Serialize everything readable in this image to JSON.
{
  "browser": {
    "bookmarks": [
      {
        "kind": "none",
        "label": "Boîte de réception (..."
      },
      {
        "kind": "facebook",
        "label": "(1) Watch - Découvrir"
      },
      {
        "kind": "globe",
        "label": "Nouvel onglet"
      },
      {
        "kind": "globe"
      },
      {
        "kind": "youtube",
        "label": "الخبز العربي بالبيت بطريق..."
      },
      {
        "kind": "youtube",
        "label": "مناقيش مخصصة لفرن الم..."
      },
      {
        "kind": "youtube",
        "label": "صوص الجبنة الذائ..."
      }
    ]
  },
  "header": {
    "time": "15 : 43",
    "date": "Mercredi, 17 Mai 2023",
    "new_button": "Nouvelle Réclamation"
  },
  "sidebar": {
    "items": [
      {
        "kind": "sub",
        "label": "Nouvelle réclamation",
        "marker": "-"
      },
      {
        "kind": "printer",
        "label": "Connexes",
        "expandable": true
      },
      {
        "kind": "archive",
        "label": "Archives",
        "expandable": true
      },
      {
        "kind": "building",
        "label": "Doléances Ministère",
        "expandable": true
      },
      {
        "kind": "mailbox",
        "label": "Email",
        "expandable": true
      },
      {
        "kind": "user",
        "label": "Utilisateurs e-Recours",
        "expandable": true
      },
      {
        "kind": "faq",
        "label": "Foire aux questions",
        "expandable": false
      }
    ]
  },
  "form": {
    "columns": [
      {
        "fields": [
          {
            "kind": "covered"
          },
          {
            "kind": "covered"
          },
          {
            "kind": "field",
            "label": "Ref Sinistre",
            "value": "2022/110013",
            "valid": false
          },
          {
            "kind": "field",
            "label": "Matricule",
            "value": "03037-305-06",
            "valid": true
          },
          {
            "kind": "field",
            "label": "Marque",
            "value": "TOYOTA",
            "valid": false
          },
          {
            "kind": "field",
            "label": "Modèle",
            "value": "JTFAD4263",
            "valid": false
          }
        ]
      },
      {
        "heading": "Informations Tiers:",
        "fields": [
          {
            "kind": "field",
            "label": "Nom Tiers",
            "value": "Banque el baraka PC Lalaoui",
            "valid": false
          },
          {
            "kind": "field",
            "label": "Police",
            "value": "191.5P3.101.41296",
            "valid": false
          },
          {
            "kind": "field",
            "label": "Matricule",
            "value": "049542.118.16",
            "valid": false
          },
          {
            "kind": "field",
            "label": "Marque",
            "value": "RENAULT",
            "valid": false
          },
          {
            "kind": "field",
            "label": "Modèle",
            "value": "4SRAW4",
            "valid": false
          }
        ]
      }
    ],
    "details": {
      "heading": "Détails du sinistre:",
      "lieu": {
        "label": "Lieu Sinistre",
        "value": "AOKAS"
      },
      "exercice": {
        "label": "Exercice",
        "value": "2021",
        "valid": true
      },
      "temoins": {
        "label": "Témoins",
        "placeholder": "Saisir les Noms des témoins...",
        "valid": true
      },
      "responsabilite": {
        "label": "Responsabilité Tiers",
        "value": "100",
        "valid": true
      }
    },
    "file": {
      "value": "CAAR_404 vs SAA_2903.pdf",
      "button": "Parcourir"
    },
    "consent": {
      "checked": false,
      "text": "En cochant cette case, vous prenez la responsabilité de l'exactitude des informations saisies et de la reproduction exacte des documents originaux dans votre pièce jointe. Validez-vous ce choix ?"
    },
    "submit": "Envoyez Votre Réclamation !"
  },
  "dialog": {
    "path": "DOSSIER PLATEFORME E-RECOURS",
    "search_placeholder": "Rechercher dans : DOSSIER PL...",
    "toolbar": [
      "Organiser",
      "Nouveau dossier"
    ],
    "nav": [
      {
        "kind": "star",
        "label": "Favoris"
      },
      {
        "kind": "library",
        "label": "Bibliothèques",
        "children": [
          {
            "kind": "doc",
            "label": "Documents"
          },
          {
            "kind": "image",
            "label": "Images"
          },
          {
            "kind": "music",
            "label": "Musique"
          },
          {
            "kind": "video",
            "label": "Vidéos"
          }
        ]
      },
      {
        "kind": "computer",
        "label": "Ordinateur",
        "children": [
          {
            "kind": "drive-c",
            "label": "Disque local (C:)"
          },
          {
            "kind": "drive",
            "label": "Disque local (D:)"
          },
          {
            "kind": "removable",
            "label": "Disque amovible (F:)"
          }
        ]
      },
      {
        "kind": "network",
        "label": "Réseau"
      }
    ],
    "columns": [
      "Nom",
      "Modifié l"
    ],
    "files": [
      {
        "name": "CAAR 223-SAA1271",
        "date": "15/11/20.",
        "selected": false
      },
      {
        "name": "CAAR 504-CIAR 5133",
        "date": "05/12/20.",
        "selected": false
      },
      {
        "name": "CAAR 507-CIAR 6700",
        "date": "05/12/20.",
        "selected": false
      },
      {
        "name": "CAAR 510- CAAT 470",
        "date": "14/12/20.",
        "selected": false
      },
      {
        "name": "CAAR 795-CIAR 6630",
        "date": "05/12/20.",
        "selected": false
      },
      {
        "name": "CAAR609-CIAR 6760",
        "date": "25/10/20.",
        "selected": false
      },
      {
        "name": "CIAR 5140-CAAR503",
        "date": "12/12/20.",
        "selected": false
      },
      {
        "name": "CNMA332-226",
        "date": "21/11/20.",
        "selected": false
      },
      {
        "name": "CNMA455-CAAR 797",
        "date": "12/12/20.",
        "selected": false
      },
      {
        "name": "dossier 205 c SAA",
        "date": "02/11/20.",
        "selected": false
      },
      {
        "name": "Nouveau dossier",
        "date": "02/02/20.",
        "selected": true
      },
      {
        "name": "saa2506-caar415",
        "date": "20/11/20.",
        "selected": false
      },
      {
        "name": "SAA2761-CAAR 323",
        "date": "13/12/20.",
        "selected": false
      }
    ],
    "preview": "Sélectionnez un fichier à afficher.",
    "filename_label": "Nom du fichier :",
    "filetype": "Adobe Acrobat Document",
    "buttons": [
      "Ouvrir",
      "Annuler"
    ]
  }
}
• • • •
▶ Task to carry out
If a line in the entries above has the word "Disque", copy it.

▶ Written answer
            "label": "Disque local (C:)"
            "label": "Disque local (D:)"
            "label": "Disque amovible (F:)"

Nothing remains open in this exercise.